- Problem statement
Below is a block of records: output all of them exactly and leave out the pictures.

- Information given
*** Begin section ***

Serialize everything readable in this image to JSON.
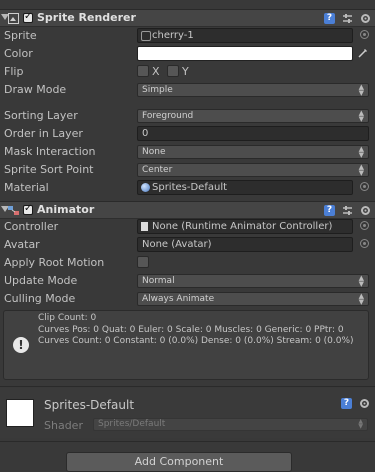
{
  "sprite_renderer": {
    "title": "Sprite Renderer",
    "sprite_label": "Sprite",
    "sprite_value": "cherry-1",
    "color_label": "Color",
    "color_value": "#ffffff",
    "flip_label": "Flip",
    "flip_x": "X",
    "flip_y": "Y",
    "draw_mode_label": "Draw Mode",
    "draw_mode_value": "Simple",
    "sorting_layer_label": "Sorting Layer",
    "sorting_layer_value": "Foreground",
    "order_label": "Order in Layer",
    "order_value": "0",
    "mask_label": "Mask Interaction",
    "mask_value": "None",
    "sort_point_label": "Sprite Sort Point",
    "sort_point_value": "Center",
    "material_label": "Material",
    "material_value": "Sprites-Default"
  },
  "animator": {
    "title": "Animator",
    "controller_label": "Controller",
    "controller_value": "None (Runtime Animator Controller)",
    "avatar_label": "Avatar",
    "avatar_value": "None (Avatar)",
    "root_motion_label": "Apply Root Motion",
    "update_mode_label": "Update Mode",
    "update_mode_value": "Normal",
    "culling_label": "Culling Mode",
    "culling_value": "Always Animate",
    "info_lines": [
      "Clip Count: 0",
      "Curves Pos: 0 Quat: 0 Euler: 0 Scale: 0 Muscles: 0 Generic: 0 PPtr: 0",
      "Curves Count: 0 Constant: 0 (0.0%) Dense: 0 (0.0%) Stream: 0 (0.0%)"
    ]
  },
  "material": {
    "name": "Sprites-Default",
    "shader_label": "Shader",
    "shader_value": "Sprites/Default"
  },
  "add_component_label": "Add Component",
  "colors": {
    "panel": "#393939",
    "help_icon": "#4b7fd6"
  }
}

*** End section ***

- Output of the exercise
Serialize everything readable in this image to JSON.
{
  "sprite_renderer": {
    "title": "Sprite Renderer",
    "sprite_label": "Sprite",
    "sprite_value": "cherry-1",
    "color_label": "Color",
    "color_value": "#ffffff",
    "flip_label": "Flip",
    "flip_x": "X",
    "flip_y": "Y",
    "draw_mode_label": "Draw Mode",
    "draw_mode_value": "Simple",
    "sorting_layer_label": "Sorting Layer",
    "sorting_layer_value": "Foreground",
    "order_label": "Order in Layer",
    "order_value": "0",
    "mask_label": "Mask Interaction",
    "mask_value": "None",
    "sort_point_label": "Sprite Sort Point",
    "sort_point_value": "Center",
    "material_label": "Material",
    "material_value": "Sprites-Default"
  },
  "animator": {
    "title": "Animator",
    "controller_label": "Controller",
    "controller_value": "None (Runtime Animator Controller)",
    "avatar_label": "Avatar",
    "avatar_value": "None (Avatar)",
    "root_motion_label": "Apply Root Motion",
    "update_mode_label": "Update Mode",
    "update_mode_value": "Normal",
    "culling_label": "Culling Mode",
    "culling_value": "Always Animate",
    "info_lines": [
      "Clip Count: 0",
      "Curves Pos: 0 Quat: 0 Euler: 0 Scale: 0 Muscles: 0 Generic: 0 PPtr: 0",
      "Curves Count: 0 Constant: 0 (0.0%) Dense: 0 (0.0%) Stream: 0 (0.0%)"
    ]
  },
  "material": {
    "name": "Sprites-Default",
    "shader_label": "Shader",
    "shader_value": "Sprites/Default"
  },
  "add_component_label": "Add Component",
  "colors": {
    "panel": "#393939",
    "help_icon": "#4b7fd6"
  }
}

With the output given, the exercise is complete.